It may not be the bleakest film you’ve ever seen, but it sure wants to be. The latest outing from acclaimed Russian director, Andrey Zvyagintsev (The Return, 2003, Leviathan, 2014), Loveless sets out not only to ruin your day, but to make you think about why it ruined your day. Is it a wheezy polemic about the dangers of technology? Could that portentous spectre have the power to drive us, much like our protagonists in the midst of a divorce, to neglect the pathetic children we barely even raised? Or is it a political allegory about the inverse-Midas touch bestowed on Russia by Putin? Does that liken the neglectful parents to the Russian Government, and the child to its citizens? Or is it merely an apocalyptic fantasy lived out in microcosm with the world’s most depressing family?

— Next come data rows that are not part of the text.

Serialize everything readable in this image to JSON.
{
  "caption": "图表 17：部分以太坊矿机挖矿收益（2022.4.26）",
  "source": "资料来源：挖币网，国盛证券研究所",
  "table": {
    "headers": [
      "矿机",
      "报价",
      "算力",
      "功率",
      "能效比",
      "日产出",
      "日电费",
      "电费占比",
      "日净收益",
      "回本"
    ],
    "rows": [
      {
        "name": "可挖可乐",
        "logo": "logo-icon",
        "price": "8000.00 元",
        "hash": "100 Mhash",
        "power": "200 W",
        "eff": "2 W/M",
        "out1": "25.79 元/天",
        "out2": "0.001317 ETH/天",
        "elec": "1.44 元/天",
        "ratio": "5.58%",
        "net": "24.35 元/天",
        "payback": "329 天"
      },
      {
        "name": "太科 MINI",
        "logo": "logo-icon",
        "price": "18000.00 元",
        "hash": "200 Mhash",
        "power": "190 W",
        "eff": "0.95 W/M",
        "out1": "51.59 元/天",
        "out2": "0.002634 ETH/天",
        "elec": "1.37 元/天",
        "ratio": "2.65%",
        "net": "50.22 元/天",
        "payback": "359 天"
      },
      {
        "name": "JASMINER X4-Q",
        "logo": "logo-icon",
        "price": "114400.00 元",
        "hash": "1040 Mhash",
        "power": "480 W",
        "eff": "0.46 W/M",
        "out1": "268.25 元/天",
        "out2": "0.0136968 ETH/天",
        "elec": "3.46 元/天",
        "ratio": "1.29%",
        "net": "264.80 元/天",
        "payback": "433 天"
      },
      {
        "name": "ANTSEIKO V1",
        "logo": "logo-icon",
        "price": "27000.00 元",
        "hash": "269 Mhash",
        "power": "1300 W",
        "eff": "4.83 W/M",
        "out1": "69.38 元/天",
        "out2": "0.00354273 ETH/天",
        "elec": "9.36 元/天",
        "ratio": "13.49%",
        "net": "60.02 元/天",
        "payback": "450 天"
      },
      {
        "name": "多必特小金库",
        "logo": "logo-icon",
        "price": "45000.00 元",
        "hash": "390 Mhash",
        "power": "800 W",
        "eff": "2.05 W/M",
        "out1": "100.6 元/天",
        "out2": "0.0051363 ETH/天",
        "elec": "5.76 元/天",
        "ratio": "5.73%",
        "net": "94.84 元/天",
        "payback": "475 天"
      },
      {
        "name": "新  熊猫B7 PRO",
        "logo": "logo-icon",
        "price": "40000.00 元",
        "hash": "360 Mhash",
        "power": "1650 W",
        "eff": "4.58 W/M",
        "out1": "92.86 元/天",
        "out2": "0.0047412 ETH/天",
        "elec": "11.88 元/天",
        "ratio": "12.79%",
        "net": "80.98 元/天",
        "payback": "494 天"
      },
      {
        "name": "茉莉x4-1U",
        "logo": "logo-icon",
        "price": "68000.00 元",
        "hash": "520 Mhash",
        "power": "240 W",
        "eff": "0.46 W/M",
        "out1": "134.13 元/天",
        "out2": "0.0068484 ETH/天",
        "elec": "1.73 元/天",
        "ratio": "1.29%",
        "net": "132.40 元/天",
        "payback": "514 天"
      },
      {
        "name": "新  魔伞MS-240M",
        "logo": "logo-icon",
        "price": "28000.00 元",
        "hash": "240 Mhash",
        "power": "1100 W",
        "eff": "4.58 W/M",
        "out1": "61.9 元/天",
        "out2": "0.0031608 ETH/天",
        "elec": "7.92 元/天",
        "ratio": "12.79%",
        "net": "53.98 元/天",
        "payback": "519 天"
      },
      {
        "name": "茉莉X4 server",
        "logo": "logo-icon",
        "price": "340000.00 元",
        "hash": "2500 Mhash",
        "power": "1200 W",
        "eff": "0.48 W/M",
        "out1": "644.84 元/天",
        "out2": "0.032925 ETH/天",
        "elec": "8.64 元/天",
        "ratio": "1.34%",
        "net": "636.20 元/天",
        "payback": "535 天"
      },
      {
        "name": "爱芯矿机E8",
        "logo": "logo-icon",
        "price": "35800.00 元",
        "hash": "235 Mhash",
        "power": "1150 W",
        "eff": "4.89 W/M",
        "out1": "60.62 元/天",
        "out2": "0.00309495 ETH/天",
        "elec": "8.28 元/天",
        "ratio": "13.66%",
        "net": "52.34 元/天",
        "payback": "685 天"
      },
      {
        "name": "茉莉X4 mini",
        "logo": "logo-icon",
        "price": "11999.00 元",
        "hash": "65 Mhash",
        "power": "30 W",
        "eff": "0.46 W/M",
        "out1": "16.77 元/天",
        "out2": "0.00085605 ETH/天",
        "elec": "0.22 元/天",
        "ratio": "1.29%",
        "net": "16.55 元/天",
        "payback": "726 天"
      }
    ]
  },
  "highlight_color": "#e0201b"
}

It is, of course, we all groan in anticipation of the cop-out answer, all of these. It’s a sad story about a couple of selfish people, Zhenya and Boris, and their pale child, Alexey who won’t stop crying. In one scene, Zhenya confesses to her new lover that Alexey has repulsed her since his birth.
When Alexey goes missing, these kooky parents are not delivered their desired respite from his constant crying. No, in fact, they realise that they didn’t actually want to wish him out of existence and are kinda bummed that the only evidence of their interpersonal association might have been mercifully pulverised by fate.
I’m portraying the characters as a lot more blasé to their son’s disappearance than they are, but the misery is so unrelentingly (even assiduously) heaped on that I felt a growing numbness even to the gallons of tears sprayed across a dilapidated morgue before the bloodied corpse of a child.
Gee, Andrey Zvyagintsev, I’m starting to think you hate your audiences. Or, at least, you want them to hate themselves. Every aside to a stilted moment of social media perusal or obsessively prized selfies turns the gaze of the film onto the audience. You do this! Shouts Zvyagintsev. You know you do this! Well, ya got me, you sad, evil Russian miserablist: I am the characters, the modern world is terrible, we’re all sinking into oblivion, the lucky ones go first, and life is a painful cycle of constant erasure.
Loveless is at turns cruel, darkly funny and nauseatingly tense. Zvyagintsev’s preoccupation with technology comes at the expense of the film’s fluency, and some narrative threads are hijacked by Alexey’s disappearance (Boris’s divorce-related employment woes under his strictly Catholic boss, for example). But for the most part, Loveless is an excellent, painful film with a strikingly cold visual style.